Output the data verbatim, minus the images.

Material for this task section start

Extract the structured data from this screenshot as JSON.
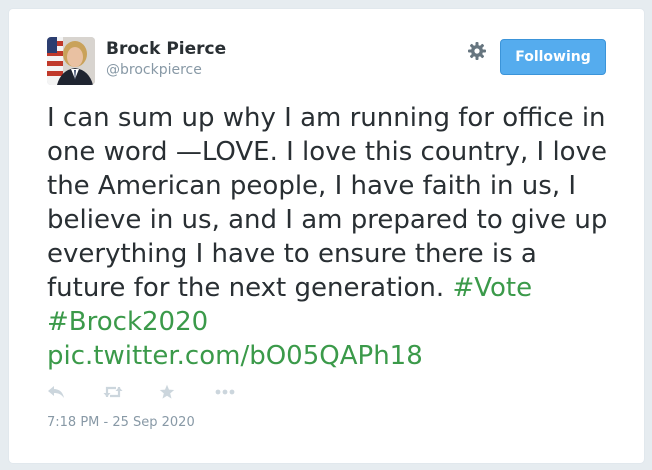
{
  "user": {
    "name": "Brock Pierce",
    "handle": "@brockpierce",
    "avatar_icon": "profile-photo-flag"
  },
  "follow_button": {
    "label": "Following"
  },
  "tweet": {
    "text": "I can sum up why I am running for office in one word —LOVE. I love this country, I love the American people, I have faith in us, I believe in us, and I am prepared to give up everything I have to ensure there is a future for the next generation.",
    "hashtag_1": "#Vote",
    "hashtag_2": "#Brock2020",
    "link": "pic.twitter.com/bO05QAPh18"
  },
  "actions": [
    "reply-icon",
    "retweet-icon",
    "favorite-icon",
    "more-icon"
  ],
  "timestamp": "7:18 PM - 25 Sep 2020",
  "colors": {
    "link": "#3b9a4a",
    "follow_button": "#55acee",
    "text": "#292f33",
    "muted": "#8899a6"
  }
}
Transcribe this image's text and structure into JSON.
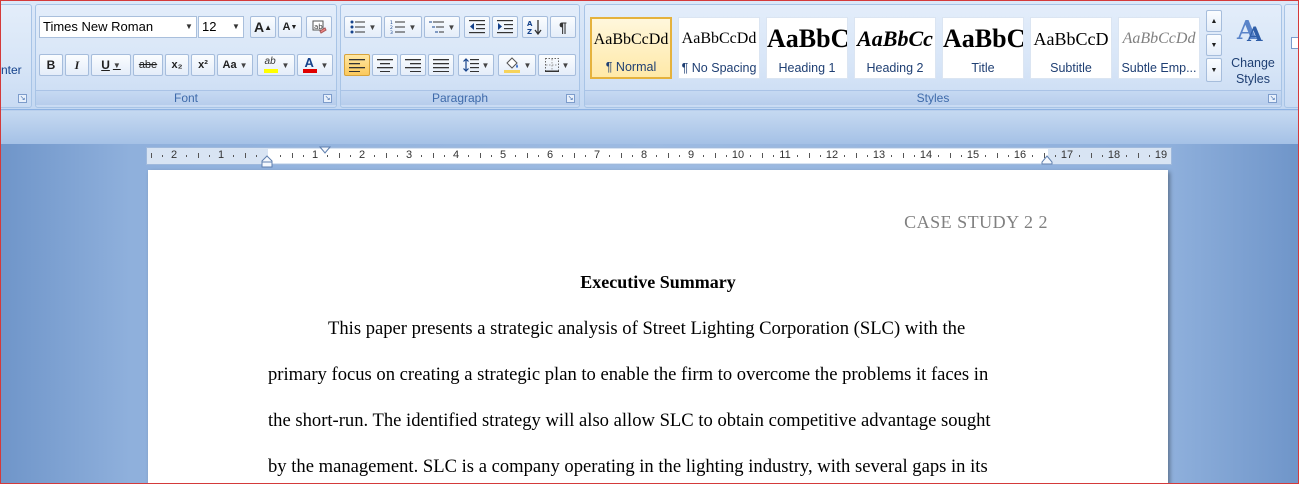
{
  "font_group": {
    "label": "Font",
    "font_name": "Times New Roman",
    "font_size": "12",
    "clipped_left_label": "nter",
    "grow_font": "A",
    "shrink_font": "A",
    "bold": "B",
    "italic": "I",
    "underline": "U",
    "strikethrough": "abe",
    "subscript": "x₂",
    "superscript": "x²",
    "change_case": "Aa",
    "highlight": "ab",
    "font_color": "A"
  },
  "paragraph_group": {
    "label": "Paragraph"
  },
  "styles_group": {
    "label": "Styles",
    "styles": [
      {
        "sample": "AaBbCcDd",
        "name": "¶ Normal",
        "selected": true
      },
      {
        "sample": "AaBbCcDd",
        "name": "¶ No Spacing",
        "selected": false
      },
      {
        "sample": "AaBbC",
        "name": "Heading 1",
        "selected": false
      },
      {
        "sample": "AaBbCc",
        "name": "Heading 2",
        "selected": false
      },
      {
        "sample": "AaBbC",
        "name": "Title",
        "selected": false
      },
      {
        "sample": "AaBbCcD",
        "name": "Subtitle",
        "selected": false
      },
      {
        "sample": "AaBbCcDd",
        "name": "Subtle Emp...",
        "selected": false
      }
    ],
    "change_styles": "Change Styles"
  },
  "ruler": {
    "labels": [
      "2",
      "1",
      "1",
      "2",
      "3",
      "4",
      "5",
      "6",
      "7",
      "8",
      "9",
      "10",
      "11",
      "12",
      "13",
      "14",
      "15",
      "16",
      "17",
      "18",
      "19"
    ]
  },
  "document": {
    "header": "CASE STUDY 2 2",
    "title": "Executive Summary",
    "lines": [
      "This paper presents a strategic analysis of Street Lighting Corporation (SLC) with the",
      "primary focus on creating a strategic plan to enable the firm to overcome the problems it faces in",
      "the short-run. The identified strategy will also allow SLC to obtain competitive advantage sought",
      "by the management.  SLC is a company operating in the lighting industry, with several gaps in its"
    ]
  },
  "colors": {
    "highlight_bar": "#ffff00",
    "font_color_bar": "#ff0000",
    "selected_style": "#fbc95c"
  }
}
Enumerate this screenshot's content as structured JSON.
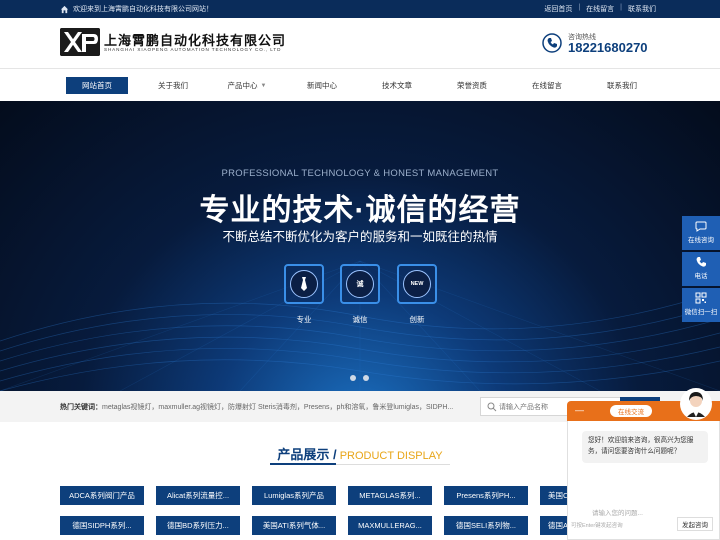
{
  "topbar": {
    "welcome": "欢迎来到上海霄鹏自动化科技有限公司网站！",
    "links": [
      "返回首页",
      "在线留言",
      "联系我们"
    ]
  },
  "header": {
    "company_cn": "上海霄鹏自动化科技有限公司",
    "company_en": "SHANGHAI XIAOPENG AUTOMATION TECHNOLOGY CO., LTD",
    "hotline_label": "咨询热线",
    "hotline_number": "18221680270"
  },
  "nav": {
    "items": [
      {
        "label": "网站首页",
        "active": true
      },
      {
        "label": "关于我们"
      },
      {
        "label": "产品中心",
        "has_dropdown": true
      },
      {
        "label": "新闻中心"
      },
      {
        "label": "技术文章"
      },
      {
        "label": "荣誉资质"
      },
      {
        "label": "在线留言"
      },
      {
        "label": "联系我们"
      }
    ]
  },
  "banner": {
    "tagline_en": "PROFESSIONAL TECHNOLOGY & HONEST MANAGEMENT",
    "title": "专业的技术·诚信的经营",
    "subtitle": "不断总结不断优化为客户的服务和一如既往的热情",
    "features": [
      {
        "label": "专业",
        "icon": "tie-icon"
      },
      {
        "label": "诚信",
        "icon": "medal-icon",
        "glyph": "诚"
      },
      {
        "label": "创新",
        "icon": "new-badge-icon",
        "glyph": "NEW"
      }
    ],
    "slide_count": 2
  },
  "hot": {
    "label": "热门关键词：",
    "keywords": "metaglas视镜灯，maxmuller.ag视镜灯，防爆射灯 Steris消毒剂，Presens，ph和溶氧，鲁米登lumiglas，SIDPH..."
  },
  "search": {
    "placeholder": "请输入产品名称"
  },
  "products": {
    "title_cn": "产品展示 /",
    "title_en": " PRODUCT DISPLAY",
    "row1": [
      "ADCA系列阀门产品",
      "Alicat系列流量控...",
      "Lumiglas系列产品",
      "METAGLAS系列...",
      "Presens系列PH...",
      "美国C..."
    ],
    "row2": [
      "德国SIDPH系列...",
      "德国BD系列压力...",
      "美国ATI系列气体...",
      "MAXMULLERAG...",
      "德国SELI系列物...",
      "德国A..."
    ]
  },
  "side": {
    "items": [
      {
        "label": "在线咨询",
        "icon": "chat-bubble-icon"
      },
      {
        "label": "电话",
        "icon": "phone-icon"
      },
      {
        "label": "微信扫一扫",
        "icon": "qrcode-icon"
      }
    ]
  },
  "chat": {
    "minimize": "—",
    "title": "在线交流",
    "greeting": "您好！欢迎前来咨询，很高兴为您服务，请问您要咨询什么问题呢？",
    "input_placeholder": "请输入您的问题...",
    "hint": "可按Enter键发起咨询",
    "send": "发起咨询"
  },
  "colors": {
    "brand": "#0d3f7c",
    "topbar": "#0a2c5a",
    "accent": "#e8a517",
    "chat": "#e8701a",
    "side": "#1f5fb4"
  }
}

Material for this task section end

◆ Response to this exercise:
Extract the structured data from this screenshot as JSON.
{
  "user": {
    "name": "Brock Pierce",
    "handle": "@brockpierce",
    "avatar_icon": "profile-photo-flag"
  },
  "follow_button": {
    "label": "Following"
  },
  "tweet": {
    "text": "I can sum up why I am running for office in one word —LOVE. I love this country, I love the American people, I have faith in us, I believe in us, and I am prepared to give up everything I have to ensure there is a future for the next generation.",
    "hashtag_1": "#Vote",
    "hashtag_2": "#Brock2020",
    "link": "pic.twitter.com/bO05QAPh18"
  },
  "actions": [
    "reply-icon",
    "retweet-icon",
    "favorite-icon",
    "more-icon"
  ],
  "timestamp": "7:18 PM - 25 Sep 2020",
  "colors": {
    "link": "#3b9a4a",
    "follow_button": "#55acee",
    "text": "#292f33",
    "muted": "#8899a6"
  }
}
Transcribe this image's text and structure into JSON.
{
  "font_group": {
    "label": "Font",
    "font_name": "Times New Roman",
    "font_size": "12",
    "clipped_left_label": "nter",
    "grow_font": "A",
    "shrink_font": "A",
    "bold": "B",
    "italic": "I",
    "underline": "U",
    "strikethrough": "abe",
    "subscript": "x₂",
    "superscript": "x²",
    "change_case": "Aa",
    "highlight": "ab",
    "font_color": "A"
  },
  "paragraph_group": {
    "label": "Paragraph"
  },
  "styles_group": {
    "label": "Styles",
    "styles": [
      {
        "sample": "AaBbCcDd",
        "name": "¶ Normal",
        "selected": true
      },
      {
        "sample": "AaBbCcDd",
        "name": "¶ No Spacing",
        "selected": false
      },
      {
        "sample": "AaBbC",
        "name": "Heading 1",
        "selected": false
      },
      {
        "sample": "AaBbCc",
        "name": "Heading 2",
        "selected": false
      },
      {
        "sample": "AaBbC",
        "name": "Title",
        "selected": false
      },
      {
        "sample": "AaBbCcD",
        "name": "Subtitle",
        "selected": false
      },
      {
        "sample": "AaBbCcDd",
        "name": "Subtle Emp...",
        "selected": false
      }
    ],
    "change_styles": "Change Styles"
  },
  "ruler": {
    "labels": [
      "2",
      "1",
      "1",
      "2",
      "3",
      "4",
      "5",
      "6",
      "7",
      "8",
      "9",
      "10",
      "11",
      "12",
      "13",
      "14",
      "15",
      "16",
      "17",
      "18",
      "19"
    ]
  },
  "document": {
    "header": "CASE STUDY 2 2",
    "title": "Executive Summary",
    "lines": [
      "This paper presents a strategic analysis of Street Lighting Corporation (SLC) with the",
      "primary focus on creating a strategic plan to enable the firm to overcome the problems it faces in",
      "the short-run. The identified strategy will also allow SLC to obtain competitive advantage sought",
      "by the management.  SLC is a company operating in the lighting industry, with several gaps in its"
    ]
  },
  "colors": {
    "highlight_bar": "#ffff00",
    "font_color_bar": "#ff0000",
    "selected_style": "#fbc95c"
  }
}
Enumerate this screenshot's content as structured JSON.
{
  "topbar": {
    "welcome": "欢迎来到上海霄鹏自动化科技有限公司网站！",
    "links": [
      "返回首页",
      "在线留言",
      "联系我们"
    ]
  },
  "header": {
    "company_cn": "上海霄鹏自动化科技有限公司",
    "company_en": "SHANGHAI XIAOPENG AUTOMATION TECHNOLOGY CO., LTD",
    "hotline_label": "咨询热线",
    "hotline_number": "18221680270"
  },
  "nav": {
    "items": [
      {
        "label": "网站首页",
        "active": true
      },
      {
        "label": "关于我们"
      },
      {
        "label": "产品中心",
        "has_dropdown": true
      },
      {
        "label": "新闻中心"
      },
      {
        "label": "技术文章"
      },
      {
        "label": "荣誉资质"
      },
      {
        "label": "在线留言"
      },
      {
        "label": "联系我们"
      }
    ]
  },
  "banner": {
    "tagline_en": "PROFESSIONAL TECHNOLOGY & HONEST MANAGEMENT",
    "title": "专业的技术·诚信的经营",
    "subtitle": "不断总结不断优化为客户的服务和一如既往的热情",
    "features": [
      {
        "label": "专业",
        "icon": "tie-icon"
      },
      {
        "label": "诚信",
        "icon": "medal-icon",
        "glyph": "诚"
      },
      {
        "label": "创新",
        "icon": "new-badge-icon",
        "glyph": "NEW"
      }
    ],
    "slide_count": 2
  },
  "hot": {
    "label": "热门关键词：",
    "keywords": "metaglas视镜灯，maxmuller.ag视镜灯，防爆射灯 Steris消毒剂，Presens，ph和溶氧，鲁米登lumiglas，SIDPH..."
  },
  "search": {
    "placeholder": "请输入产品名称"
  },
  "products": {
    "title_cn": "产品展示 /",
    "title_en": " PRODUCT DISPLAY",
    "row1": [
      "ADCA系列阀门产品",
      "Alicat系列流量控...",
      "Lumiglas系列产品",
      "METAGLAS系列...",
      "Presens系列PH...",
      "美国C..."
    ],
    "row2": [
      "德国SIDPH系列...",
      "德国BD系列压力...",
      "美国ATI系列气体...",
      "MAXMULLERAG...",
      "德国SELI系列物...",
      "德国A..."
    ]
  },
  "side": {
    "items": [
      {
        "label": "在线咨询",
        "icon": "chat-bubble-icon"
      },
      {
        "label": "电话",
        "icon": "phone-icon"
      },
      {
        "label": "微信扫一扫",
        "icon": "qrcode-icon"
      }
    ]
  },
  "chat": {
    "minimize": "—",
    "title": "在线交流",
    "greeting": "您好！欢迎前来咨询，很高兴为您服务，请问您要咨询什么问题呢？",
    "input_placeholder": "请输入您的问题...",
    "hint": "可按Enter键发起咨询",
    "send": "发起咨询"
  },
  "colors": {
    "brand": "#0d3f7c",
    "topbar": "#0a2c5a",
    "accent": "#e8a517",
    "chat": "#e8701a",
    "side": "#1f5fb4"
  }
}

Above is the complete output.